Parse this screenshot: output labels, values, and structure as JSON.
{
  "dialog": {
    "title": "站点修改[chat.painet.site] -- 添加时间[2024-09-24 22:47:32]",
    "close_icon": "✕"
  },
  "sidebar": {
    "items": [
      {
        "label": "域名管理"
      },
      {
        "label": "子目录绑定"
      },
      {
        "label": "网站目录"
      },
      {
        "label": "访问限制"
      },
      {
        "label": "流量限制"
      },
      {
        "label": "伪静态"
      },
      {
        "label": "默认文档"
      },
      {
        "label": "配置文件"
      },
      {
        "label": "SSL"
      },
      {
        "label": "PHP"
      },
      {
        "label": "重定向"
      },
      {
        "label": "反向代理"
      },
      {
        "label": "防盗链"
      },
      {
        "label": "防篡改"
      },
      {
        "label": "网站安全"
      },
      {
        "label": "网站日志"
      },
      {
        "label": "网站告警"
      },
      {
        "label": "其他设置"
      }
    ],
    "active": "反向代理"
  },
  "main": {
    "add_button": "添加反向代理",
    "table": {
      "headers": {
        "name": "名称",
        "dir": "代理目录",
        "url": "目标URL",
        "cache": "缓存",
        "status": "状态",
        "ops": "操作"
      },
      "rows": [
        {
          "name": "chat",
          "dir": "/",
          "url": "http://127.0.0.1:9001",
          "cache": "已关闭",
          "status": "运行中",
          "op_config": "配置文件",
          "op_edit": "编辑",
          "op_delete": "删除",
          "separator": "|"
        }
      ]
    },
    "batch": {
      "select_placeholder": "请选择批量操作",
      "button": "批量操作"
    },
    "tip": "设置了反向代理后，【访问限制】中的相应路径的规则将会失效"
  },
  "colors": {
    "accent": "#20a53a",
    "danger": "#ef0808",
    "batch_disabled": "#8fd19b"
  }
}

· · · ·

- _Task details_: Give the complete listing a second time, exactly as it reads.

- _Solution for this task_:
Parse this screenshot: output labels, values, and structure as JSON.
{
  "dialog": {
    "title": "站点修改[chat.painet.site] -- 添加时间[2024-09-24 22:47:32]",
    "close_icon": "✕"
  },
  "sidebar": {
    "items": [
      {
        "label": "域名管理"
      },
      {
        "label": "子目录绑定"
      },
      {
        "label": "网站目录"
      },
      {
        "label": "访问限制"
      },
      {
        "label": "流量限制"
      },
      {
        "label": "伪静态"
      },
      {
        "label": "默认文档"
      },
      {
        "label": "配置文件"
      },
      {
        "label": "SSL"
      },
      {
        "label": "PHP"
      },
      {
        "label": "重定向"
      },
      {
        "label": "反向代理"
      },
      {
        "label": "防盗链"
      },
      {
        "label": "防篡改"
      },
      {
        "label": "网站安全"
      },
      {
        "label": "网站日志"
      },
      {
        "label": "网站告警"
      },
      {
        "label": "其他设置"
      }
    ],
    "active": "反向代理"
  },
  "main": {
    "add_button": "添加反向代理",
    "table": {
      "headers": {
        "name": "名称",
        "dir": "代理目录",
        "url": "目标URL",
        "cache": "缓存",
        "status": "状态",
        "ops": "操作"
      },
      "rows": [
        {
          "name": "chat",
          "dir": "/",
          "url": "http://127.0.0.1:9001",
          "cache": "已关闭",
          "status": "运行中",
          "op_config": "配置文件",
          "op_edit": "编辑",
          "op_delete": "删除",
          "separator": "|"
        }
      ]
    },
    "batch": {
      "select_placeholder": "请选择批量操作",
      "button": "批量操作"
    },
    "tip": "设置了反向代理后，【访问限制】中的相应路径的规则将会失效"
  },
  "colors": {
    "accent": "#20a53a",
    "danger": "#ef0808",
    "batch_disabled": "#8fd19b"
  }
}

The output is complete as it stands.